Related to this, I felt the book was much stronger on the rights and legal side of immigration than the economics, though I probably would say that given I am an economist (the author would likely feel similarly if I attempted to write about legal issues). The chapter on economic migration concludes that ‘Labour’s economic immigration policy undoubtedly did enhance economic growth’ (171). As MAC Chair I studied a lot of economic evidence and I am not sure how one would arrive at such a sweeping conclusion. If, by economic growth, one means a higher level of GDP, the statement is almost certainly true: more immigration means more people, which generally means higher GDP. But if, by economic growth, one means higher GDP per capita (which is a better, though imperfect, measure of living standards for an individual), my view is that the evidence for the statement is weak to non-existent.

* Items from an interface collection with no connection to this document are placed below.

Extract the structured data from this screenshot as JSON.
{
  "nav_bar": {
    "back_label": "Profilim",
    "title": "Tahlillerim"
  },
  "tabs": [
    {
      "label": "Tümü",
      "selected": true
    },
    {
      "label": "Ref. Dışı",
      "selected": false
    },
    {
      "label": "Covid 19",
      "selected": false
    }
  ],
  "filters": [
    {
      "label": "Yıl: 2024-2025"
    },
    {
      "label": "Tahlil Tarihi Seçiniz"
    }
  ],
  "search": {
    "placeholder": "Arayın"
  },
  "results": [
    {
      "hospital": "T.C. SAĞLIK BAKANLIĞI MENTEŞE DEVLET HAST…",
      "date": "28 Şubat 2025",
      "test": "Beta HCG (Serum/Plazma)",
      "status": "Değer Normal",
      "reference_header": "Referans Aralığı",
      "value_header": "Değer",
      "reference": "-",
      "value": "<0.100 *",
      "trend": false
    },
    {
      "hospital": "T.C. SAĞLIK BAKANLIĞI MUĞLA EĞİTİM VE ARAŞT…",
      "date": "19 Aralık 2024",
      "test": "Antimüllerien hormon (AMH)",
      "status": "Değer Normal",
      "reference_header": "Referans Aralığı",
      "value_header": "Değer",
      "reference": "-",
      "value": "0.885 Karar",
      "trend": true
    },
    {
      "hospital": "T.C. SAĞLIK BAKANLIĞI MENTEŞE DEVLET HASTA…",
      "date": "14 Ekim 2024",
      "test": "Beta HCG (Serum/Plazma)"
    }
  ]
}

For example, though there is little evidence that immigration has depressed wages to any great extent (as is sometimes alleged), there is also equally little evidence that wages have risen as a result of immigration.
Whatever one’s views on Brexit, it is an opportunity to re-set the UK’s immigration policy. In that redesign I sincerely hope that many of the suggestions in this book are adopted. But perhaps more than specific proposals embodied in rules, there needs to be a culture shift in the Home Office. At the moment, the Home Office too often gives the impression that admitting a migrant is something to be done grudgingly, only when they have run out of objections and have no other choice. I do think there need to be rules and some regard to how those rules are being used. But there should be a ‘culture of the correct decision’, not a ‘culture of disbelief’. One should aspire to a situation in which one can say to those who are admitted, ‘Welcome to Britain’, without the slightest hint of irony.
If you are interested in UK migration policy, please read this book. Welcome to Britain offers invaluable insights into how the current system actually works (many of which I have been unable to summarise in this brief review) and the consequences for individual lives, and it provides practical suggestions for change.
Note: This review gives the views of the author, and not the position of the LSE Review of Books blog, or of the London School of Economics.
Image Credit: Home Office Immigration Enforcement vans parked in the City of London (Andy Thornley CC BY 2.0).